Or do you just hope the lawyers won’t show up?

Fame and glory and energy efficiency that’s 50% better than baseline are all good. But in reality, sometimes just getting that last invoice paid, delivering the manuals and walking away without getting subpoenaed is cause enough for celebration.

But let’s return to those happier thoughts. My crystal ball is ready. We can imagine a better future and set more ambitious goals for our practice. Here’s my dream about what a better working relationship between an architect and client would look like in the near future:

(The place: a snowy Vermont mountain town, slopeside. [Hey, this is my dream, right?] Architect sips coffee while looking at laptop. Architect looks at cell phone, pokes keyboard, waits for screen image, then speaks.)

Architect: Hey, Jesse. Just got those stats from Building 6 BMS on my cell. Thank your facilities folks for pushing that app out to me. No. I’m not skiing yet. Lifts don’t open for an hour here.

Client: I’m a little concerned about the energy use spike last month. It’s outside the ideal performance range you guys established for us on buildings 1 through 5.

Arch: Well, we did just install those laminar air flow sensors in the Building 6 auditorium. But they shouldn’t draw enough power to affect your demand that much. Can you link me to the live BMS dashboards?

Client: Will do. Lemme contact IT at Facilities and get right back to you.

(Architect reloads on coffee, watches snow accumulating, opens trail report site. Another email re-focuses his attention. Picks up phone, dials, speaks.)

Arch: Thanks for that link, Jesse. I’m on the dashboard right now. That power spike might be from increased fan energy use. You know we installed those air flow sensors when we suspected the stack effect ventilation strategy wasn’t giving you enough air changes when the hall was full. Do you think people are still screwing with the digital thermostats? That would cause fan energy to spike. Lemme check another document. (Pause.) We have plenty of fee left in this year’s master post-occupancyperformance contract. I’m going to see Ling (our firm’s commissioning specialist and an excellent snowboarder) on the hill in a little bit. I’ll see if she can be on site tomorrow.

Client: Thank you so much. I’m sorry to pester you when you’re out of the office, but we really appreciate everything you’ve done to make our whole university more energy efficient. And by the way, the President has some new ideas for energy-positive buildings and a net-zero branch campus. I know she’ll want your input.
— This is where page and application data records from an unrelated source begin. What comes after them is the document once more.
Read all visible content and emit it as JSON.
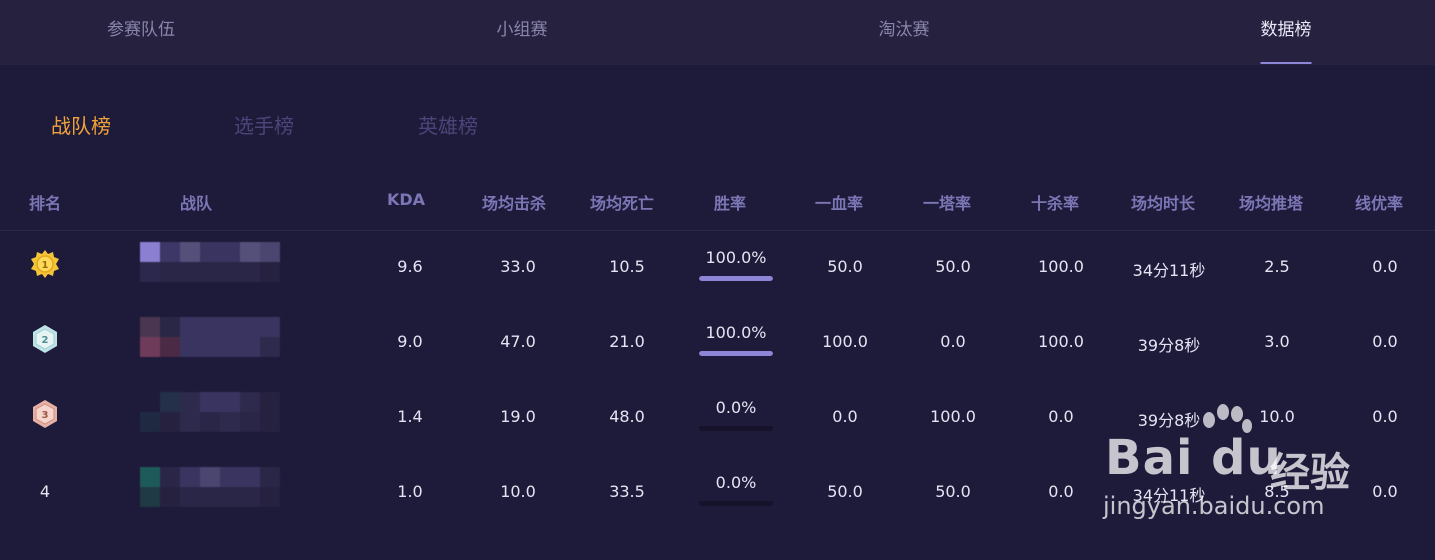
{
  "nav": {
    "tabs": [
      {
        "label": "参赛队伍"
      },
      {
        "label": "小组赛"
      },
      {
        "label": "淘汰赛"
      },
      {
        "label": "数据榜"
      }
    ],
    "active": "数据榜"
  },
  "subtabs": {
    "items": [
      {
        "label": "战队榜"
      },
      {
        "label": "选手榜"
      },
      {
        "label": "英雄榜"
      }
    ],
    "active": "战队榜"
  },
  "table": {
    "headers": [
      "排名",
      "战队",
      "KDA",
      "场均击杀",
      "场均死亡",
      "胜率",
      "一血率",
      "一塔率",
      "十杀率",
      "场均时长",
      "场均推塔",
      "线优率"
    ],
    "rows": [
      {
        "rank": "1",
        "badge": "gold-medal-icon",
        "kda": "9.6",
        "kills": "33.0",
        "deaths": "10.5",
        "win_rate": "100.0%",
        "win_fraction": 1.0,
        "first_blood": "50.0",
        "first_tower": "50.0",
        "ten_kill": "100.0",
        "duration": "34分11秒",
        "towers": "2.5",
        "lane": "0.0"
      },
      {
        "rank": "2",
        "badge": "silver-medal-icon",
        "kda": "9.0",
        "kills": "47.0",
        "deaths": "21.0",
        "win_rate": "100.0%",
        "win_fraction": 1.0,
        "first_blood": "100.0",
        "first_tower": "0.0",
        "ten_kill": "100.0",
        "duration": "39分8秒",
        "towers": "3.0",
        "lane": "0.0"
      },
      {
        "rank": "3",
        "badge": "bronze-medal-icon",
        "kda": "1.4",
        "kills": "19.0",
        "deaths": "48.0",
        "win_rate": "0.0%",
        "win_fraction": 0.0,
        "first_blood": "0.0",
        "first_tower": "100.0",
        "ten_kill": "0.0",
        "duration": "39分8秒",
        "towers": "10.0",
        "lane": "0.0"
      },
      {
        "rank": "4",
        "badge": "",
        "kda": "1.0",
        "kills": "10.0",
        "deaths": "33.5",
        "win_rate": "0.0%",
        "win_fraction": 0.0,
        "first_blood": "50.0",
        "first_tower": "50.0",
        "ten_kill": "0.0",
        "duration": "34分11秒",
        "towers": "8.5",
        "lane": "0.0"
      }
    ]
  },
  "watermark": {
    "brand": "Bai du",
    "brand_cn": "经验",
    "url": "jingyan.baidu.com"
  },
  "colors": {
    "accent": "#8d85d8",
    "active_subtab": "#f0a23a",
    "background": "#1e1a3a",
    "header_text": "#7b76b4"
  }
}
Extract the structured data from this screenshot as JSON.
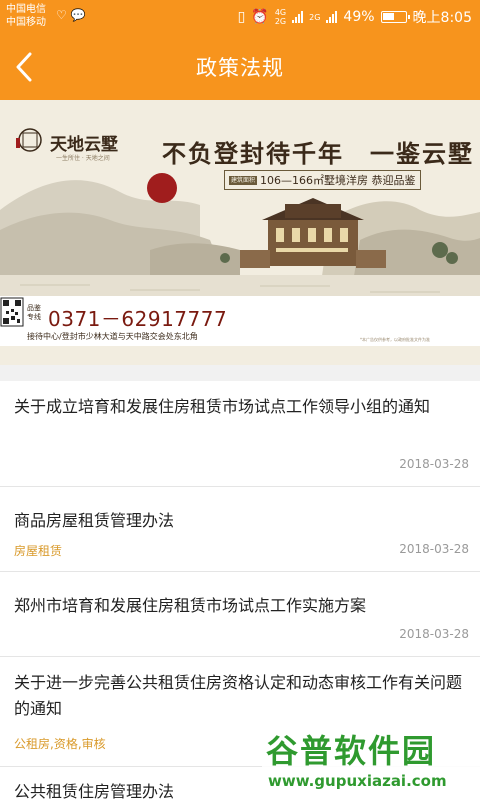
{
  "status_bar": {
    "carrier_1": "中国电信",
    "carrier_2": "中国移动",
    "network_top": "4G",
    "network_bottom": "2G",
    "network_2": "2G",
    "battery": "49%",
    "time": "晚上8:05"
  },
  "header": {
    "title": "政策法规",
    "back_icon": "chevron-left-icon"
  },
  "banner": {
    "brand": "天地云墅",
    "brand_sub": "一生所住 · 天地之间",
    "slogan": "不负登封待千年　一鉴云墅",
    "size_tag": "建筑面积",
    "size_text": "106—166㎡墅境洋房 恭迎品鉴",
    "phone_tag": "品鉴专线",
    "phone": "0371－62917777",
    "address": "接待中心/登封市少林大道与天中路交会处东北角",
    "disclaimer": "*本广告仅供参考，以政府批准文件为准"
  },
  "articles": [
    {
      "title": "关于成立培育和发展住房租赁市场试点工作领导小组的通知",
      "tag": "",
      "date": "2018-03-28"
    },
    {
      "title": "商品房屋租赁管理办法",
      "tag": "房屋租赁",
      "date": "2018-03-28"
    },
    {
      "title": "郑州市培育和发展住房租赁市场试点工作实施方案",
      "tag": "",
      "date": "2018-03-28"
    },
    {
      "title": "关于进一步完善公共租赁住房资格认定和动态审核工作有关问题的通知",
      "tag": "公租房,资格,审核",
      "date": ""
    },
    {
      "title": "公共租赁住房管理办法",
      "tag": "",
      "date": ""
    }
  ],
  "watermark": {
    "text": "谷普软件园",
    "url": "www.gupuxiazai.com"
  },
  "colors": {
    "header_bg": "#f7941d",
    "tag": "#d99a2b",
    "date": "#9a9a9a"
  }
}
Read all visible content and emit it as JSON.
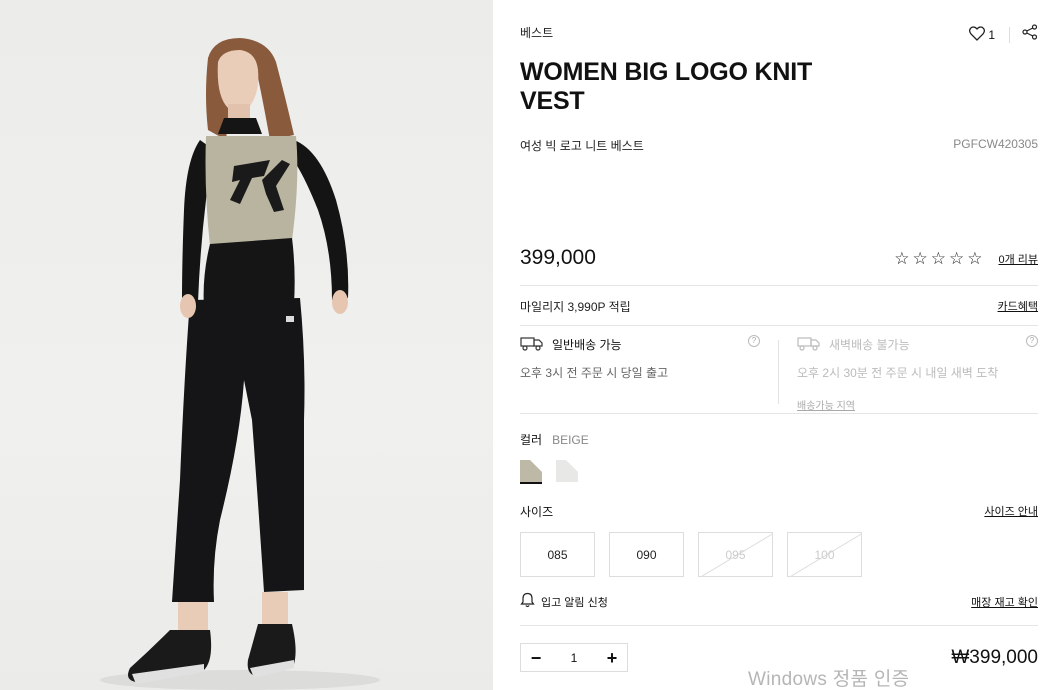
{
  "product": {
    "category": "베스트",
    "title": "WOMEN BIG LOGO KNIT VEST",
    "subtitle": "여성 빅 로고 니트 베스트",
    "code": "PGFCW420305",
    "like_count": "1",
    "price": "399,000",
    "stars": [
      "☆",
      "☆",
      "☆",
      "☆",
      "☆"
    ],
    "review_link": "0개 리뷰",
    "mileage": "마일리지 3,990P 적립",
    "card_benefit": "카드혜택"
  },
  "shipping": {
    "normal": {
      "title": "일반배송 가능",
      "desc": "오후 3시 전 주문 시 당일 출고"
    },
    "dawn": {
      "title": "새벽배송 불가능",
      "desc": "오후 2시 30분 전 주문 시 내일 새벽 도착",
      "link": "배송가능 지역"
    }
  },
  "color": {
    "label": "컬러",
    "value": "BEIGE",
    "swatches": [
      {
        "name": "beige",
        "hex": "#bdb9a6",
        "selected": true
      },
      {
        "name": "white",
        "hex": "#e8e8e6",
        "selected": false
      }
    ]
  },
  "size": {
    "label": "사이즈",
    "guide": "사이즈 안내",
    "options": [
      {
        "label": "085",
        "available": true
      },
      {
        "label": "090",
        "available": true
      },
      {
        "label": "095",
        "available": false
      },
      {
        "label": "100",
        "available": false
      }
    ]
  },
  "restock": {
    "label": "입고 알림 신청",
    "store_stock": "매장 재고 확인"
  },
  "order": {
    "quantity": "1",
    "minus": "−",
    "plus": "+",
    "total": "₩399,000"
  },
  "os_watermark": "Windows 정품 인증"
}
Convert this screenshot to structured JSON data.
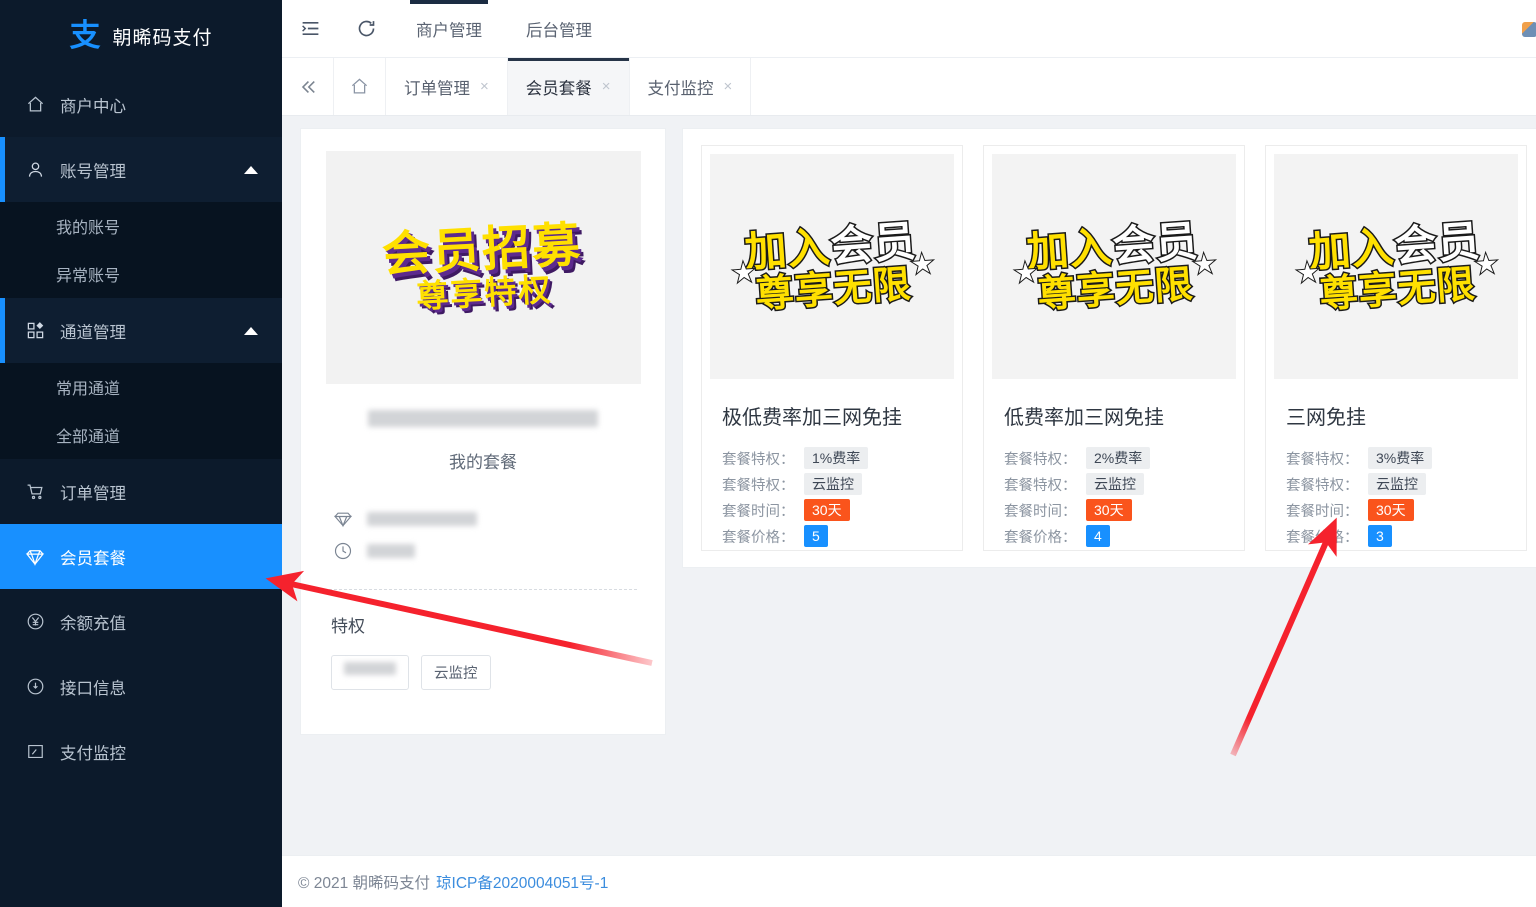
{
  "brand": {
    "logo": "支",
    "name": "朝晞码支付"
  },
  "sidebar": {
    "items": [
      {
        "label": "商户中心",
        "icon": "home-icon",
        "type": "item"
      },
      {
        "label": "账号管理",
        "icon": "user-icon",
        "type": "group",
        "expanded": true,
        "children": [
          {
            "label": "我的账号"
          },
          {
            "label": "异常账号"
          }
        ]
      },
      {
        "label": "通道管理",
        "icon": "grid-icon",
        "type": "group",
        "expanded": true,
        "children": [
          {
            "label": "常用通道"
          },
          {
            "label": "全部通道"
          }
        ]
      },
      {
        "label": "订单管理",
        "icon": "cart-icon",
        "type": "item"
      },
      {
        "label": "会员套餐",
        "icon": "diamond-icon",
        "type": "item",
        "active": true
      },
      {
        "label": "余额充值",
        "icon": "yen-icon",
        "type": "item"
      },
      {
        "label": "接口信息",
        "icon": "info-icon",
        "type": "item"
      },
      {
        "label": "支付监控",
        "icon": "monitor-icon",
        "type": "item"
      }
    ]
  },
  "topbar": {
    "collapse_icon": "menu-fold-icon",
    "refresh_icon": "refresh-icon",
    "nav": [
      {
        "label": "商户管理",
        "active": true
      },
      {
        "label": "后台管理",
        "active": false
      }
    ]
  },
  "tabbar": {
    "collapse_icon": "double-chevron-left-icon",
    "home_icon": "home-icon",
    "tabs": [
      {
        "label": "订单管理",
        "active": false,
        "close": "×"
      },
      {
        "label": "会员套餐",
        "active": true,
        "close": "×"
      },
      {
        "label": "支付监控",
        "active": false,
        "close": "×"
      }
    ]
  },
  "my_plan_card": {
    "banner": {
      "line1": "会员招募",
      "line2": "尊享特权"
    },
    "account_name_redacted": true,
    "title": "我的套餐",
    "rows": [
      {
        "icon": "diamond-icon",
        "value_redacted": true
      },
      {
        "icon": "clock-icon",
        "value_redacted": true
      }
    ],
    "privilege_label": "特权",
    "tags": [
      {
        "label": "",
        "redacted": true
      },
      {
        "label": "云监控",
        "redacted": false
      }
    ]
  },
  "packages": {
    "banner": {
      "part_yellow": "加入",
      "part_white": "会员",
      "line2": "尊享无限"
    },
    "labels": {
      "privilege": "套餐特权：",
      "duration": "套餐时间：",
      "price": "套餐价格："
    },
    "items": [
      {
        "title": "极低费率加三网免挂",
        "privilege1": "1%费率",
        "privilege2": "云监控",
        "duration": "30天",
        "price": "5"
      },
      {
        "title": "低费率加三网免挂",
        "privilege1": "2%费率",
        "privilege2": "云监控",
        "duration": "30天",
        "price": "4"
      },
      {
        "title": "三网免挂",
        "privilege1": "3%费率",
        "privilege2": "云监控",
        "duration": "30天",
        "price": "3"
      }
    ]
  },
  "footer": {
    "copyright": "© 2021 朝晞码支付",
    "icp": "琼ICP备2020004051号-1"
  },
  "annotations": {
    "arrow_color": "#f5222d",
    "arrow1_target": "会员套餐 sidebar item",
    "arrow2_target": "三网免挂 套餐价格 3"
  },
  "colors": {
    "sidebar_bg": "#0c1a2b",
    "accent": "#1890ff",
    "orange": "#fa541c",
    "link": "#3c8dde"
  }
}
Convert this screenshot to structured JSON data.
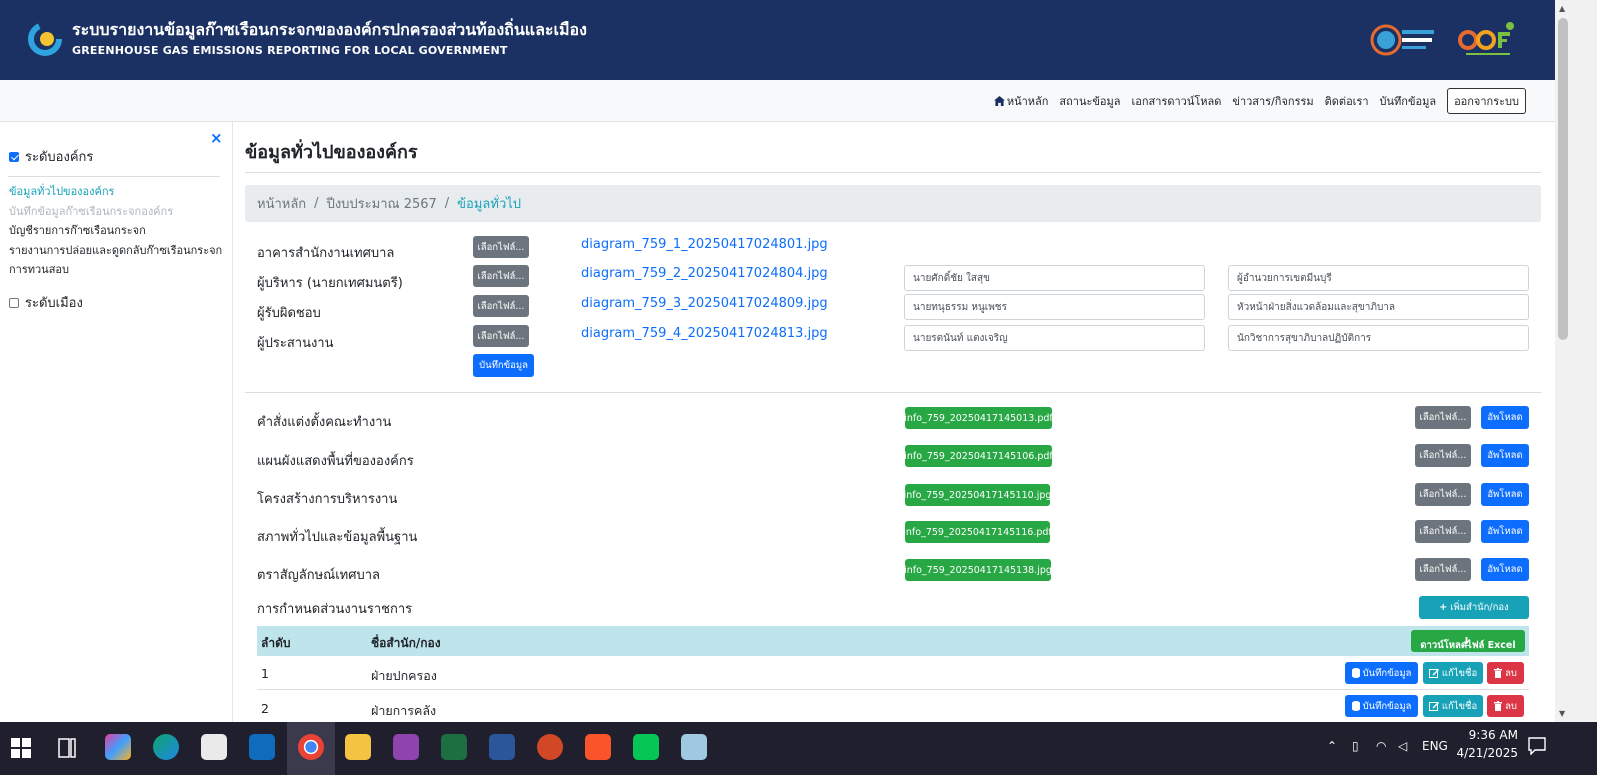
{
  "header": {
    "title_th": "ระบบรายงานข้อมูลก๊าซเรือนกระจกขององค์กรปกครองส่วนท้องถิ่นและเมือง",
    "title_en": "GREENHOUSE GAS EMISSIONS REPORTING FOR LOCAL GOVERNMENT"
  },
  "nav": {
    "items": [
      "หน้าหลัก",
      "สถานะข้อมูล",
      "เอกสารดาวน์โหลด",
      "ข่าวสาร/กิจกรรม",
      "ติดต่อเรา",
      "บันทึกข้อมูล"
    ],
    "logout": "ออกจากระบบ"
  },
  "sidebar": {
    "close": "×",
    "org_level": "ระดับองค์กร",
    "menu": [
      "ข้อมูลทั่วไปขององค์กร",
      "บันทึกข้อมูลก๊าซเรือนกระจกองค์กร",
      "บัญชีรายการก๊าซเรือนกระจก",
      "รายงานการปล่อยและดูดกลับก๊าซเรือนกระจก",
      "การทวนสอบ"
    ],
    "city_level": "ระดับเมือง"
  },
  "page": {
    "title": "ข้อมูลทั่วไปขององค์กร",
    "breadcrumb": [
      "หน้าหลัก",
      "ปีงบประมาณ 2567",
      "ข้อมูลทั่วไป"
    ]
  },
  "photos": {
    "choose_label": "เลือกไฟล์...",
    "save_label": "บันทึกข้อมูล",
    "rows": [
      {
        "label": "อาคารสำนักงานเทศบาล",
        "file": "diagram_759_1_20250417024801.jpg",
        "name": "",
        "position": ""
      },
      {
        "label": "ผู้บริหาร (นายกเทศมนตรี)",
        "file": "diagram_759_2_20250417024804.jpg",
        "name": "นายศักดิ์ชัย ใสสุข",
        "position": "ผู้อำนวยการเขตมีนบุรี"
      },
      {
        "label": "ผู้รับผิดชอบ",
        "file": "diagram_759_3_20250417024809.jpg",
        "name": "นายทนุธรรม หนูเพชร",
        "position": "หัวหน้าฝ่ายสิ่งแวดล้อมและสุขาภิบาล"
      },
      {
        "label": "ผู้ประสานงาน",
        "file": "diagram_759_4_20250417024813.jpg",
        "name": "นายรตนันท์ แตงเจริญ",
        "position": "นักวิชาการสุขาภิบาลปฏิบัติการ"
      }
    ]
  },
  "documents": {
    "choose_label": "เลือกไฟล์...",
    "upload_label": "อัพโหลด",
    "rows": [
      {
        "label": "คำสั่งแต่งตั้งคณะทำงาน",
        "file": "info_759_20250417145013.pdf"
      },
      {
        "label": "แผนผังแสดงพื้นที่ขององค์กร",
        "file": "info_759_20250417145106.pdf"
      },
      {
        "label": "โครงสร้างการบริหารงาน",
        "file": "info_759_20250417145110.jpg"
      },
      {
        "label": "สภาพทั่วไปและข้อมูลพื้นฐาน",
        "file": "info_759_20250417145116.pdf"
      },
      {
        "label": "ตราสัญลักษณ์เทศบาล",
        "file": "info_759_20250417145138.jpg"
      }
    ]
  },
  "units": {
    "title": "การกำหนดส่วนงานราชการ",
    "add_label": "เพิ่มสำนัก/กอง",
    "download_label": "ดาวน์โหลดไฟล์ Excel",
    "col_no": "ลำดับ",
    "col_name": "ชื่อสำนัก/กอง",
    "save_label": "บันทึกข้อมูล",
    "edit_label": "แก้ไขชื่อ",
    "delete_label": "ลบ",
    "rows": [
      {
        "no": "1",
        "name": "ฝ่ายปกครอง"
      },
      {
        "no": "2",
        "name": "ฝ่ายการคลัง"
      }
    ]
  },
  "taskbar": {
    "lang": "ENG",
    "time": "9:36 AM",
    "date": "4/21/2025"
  }
}
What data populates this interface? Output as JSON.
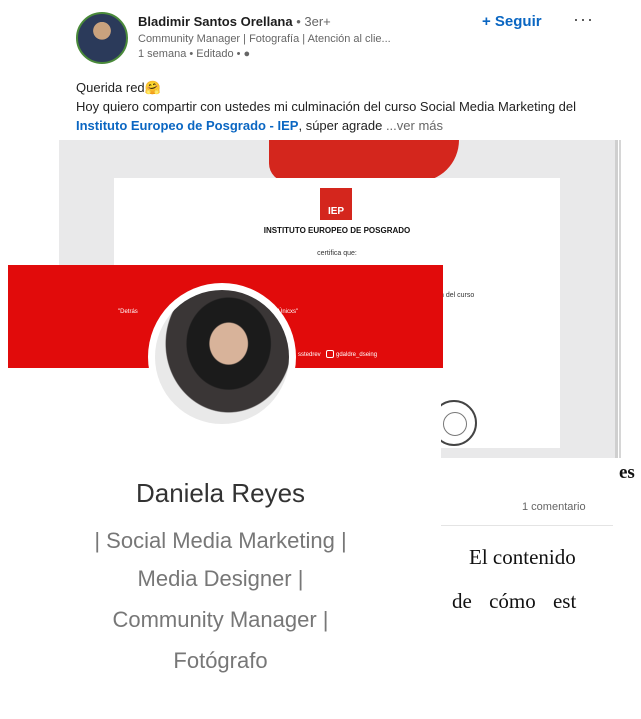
{
  "post": {
    "author": "Bladimir Santos Orellana",
    "degree": " • 3er+",
    "subtitle": "Community Manager | Fotografía | Atención al clie...",
    "time": "1 semana • Editado • ",
    "follow_label": "+ Seguir",
    "more_label": "···",
    "greeting": "Querida red",
    "body_before": "Hoy quiero compartir con ustedes mi culminación del curso Social Media Marketing del ",
    "body_link": "Instituto Europeo de Posgrado - IEP",
    "body_after": ", súper agrade",
    "see_more": "...ver más",
    "comments": "1 comentario"
  },
  "certificate": {
    "logo_text": "IEP",
    "institution": "INSTITUTO EUROPEO DE POSGRADO",
    "certifica": "certifica que:",
    "curso_fragment": "n del curso"
  },
  "banner": {
    "quote_left": "\"Detrás",
    "quote_right": "Únicxs\"",
    "handle_left": "sstedrev",
    "handle_right": "gdaldre_dseing"
  },
  "profile": {
    "name": "Daniela Reyes",
    "lines": [
      "| Social Media Marketing |",
      "Media Designer |",
      "Community Manager |",
      "Fotógrafo"
    ]
  },
  "document": {
    "fragment_es": "es",
    "line1": "El contenido",
    "line2": "de cómo est"
  },
  "colors": {
    "brand_red": "#d4261d",
    "link_blue": "#0a66c2"
  }
}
Arch: No problem, Jesse. At your service, as always.

(Client hangs up. Architect smiles, turns off laptop, picks up backpack, leaves for boot room.)

This post originally appeared on the blog of Principal Mike Davis, FAIA.

Published Apr 15, 2014